** Opening DATA TO PROCESS block **
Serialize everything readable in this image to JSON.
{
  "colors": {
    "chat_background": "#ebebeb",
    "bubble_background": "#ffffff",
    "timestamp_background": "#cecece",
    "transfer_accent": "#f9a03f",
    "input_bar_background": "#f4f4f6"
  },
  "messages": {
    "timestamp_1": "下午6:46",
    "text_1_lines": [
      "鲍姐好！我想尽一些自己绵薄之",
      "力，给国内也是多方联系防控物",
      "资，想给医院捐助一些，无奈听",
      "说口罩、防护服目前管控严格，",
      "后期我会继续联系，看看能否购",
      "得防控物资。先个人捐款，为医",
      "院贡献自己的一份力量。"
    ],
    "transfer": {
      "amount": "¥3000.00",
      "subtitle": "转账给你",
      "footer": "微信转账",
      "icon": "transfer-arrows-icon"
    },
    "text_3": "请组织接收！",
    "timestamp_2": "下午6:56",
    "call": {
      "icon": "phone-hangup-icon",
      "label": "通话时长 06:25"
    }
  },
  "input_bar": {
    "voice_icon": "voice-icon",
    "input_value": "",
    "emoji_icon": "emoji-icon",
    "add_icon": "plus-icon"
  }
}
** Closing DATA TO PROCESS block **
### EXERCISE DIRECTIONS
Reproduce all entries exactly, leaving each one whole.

### SOLUTION FOR THIS PROBLEM
Serialize everything readable in this image to JSON.
{
  "colors": {
    "chat_background": "#ebebeb",
    "bubble_background": "#ffffff",
    "timestamp_background": "#cecece",
    "transfer_accent": "#f9a03f",
    "input_bar_background": "#f4f4f6"
  },
  "messages": {
    "timestamp_1": "下午6:46",
    "text_1_lines": [
      "鲍姐好！我想尽一些自己绵薄之",
      "力，给国内也是多方联系防控物",
      "资，想给医院捐助一些，无奈听",
      "说口罩、防护服目前管控严格，",
      "后期我会继续联系，看看能否购",
      "得防控物资。先个人捐款，为医",
      "院贡献自己的一份力量。"
    ],
    "transfer": {
      "amount": "¥3000.00",
      "subtitle": "转账给你",
      "footer": "微信转账",
      "icon": "transfer-arrows-icon"
    },
    "text_3": "请组织接收！",
    "timestamp_2": "下午6:56",
    "call": {
      "icon": "phone-hangup-icon",
      "label": "通话时长 06:25"
    }
  },
  "input_bar": {
    "voice_icon": "voice-icon",
    "input_value": "",
    "emoji_icon": "emoji-icon",
    "add_icon": "plus-icon"
  }
}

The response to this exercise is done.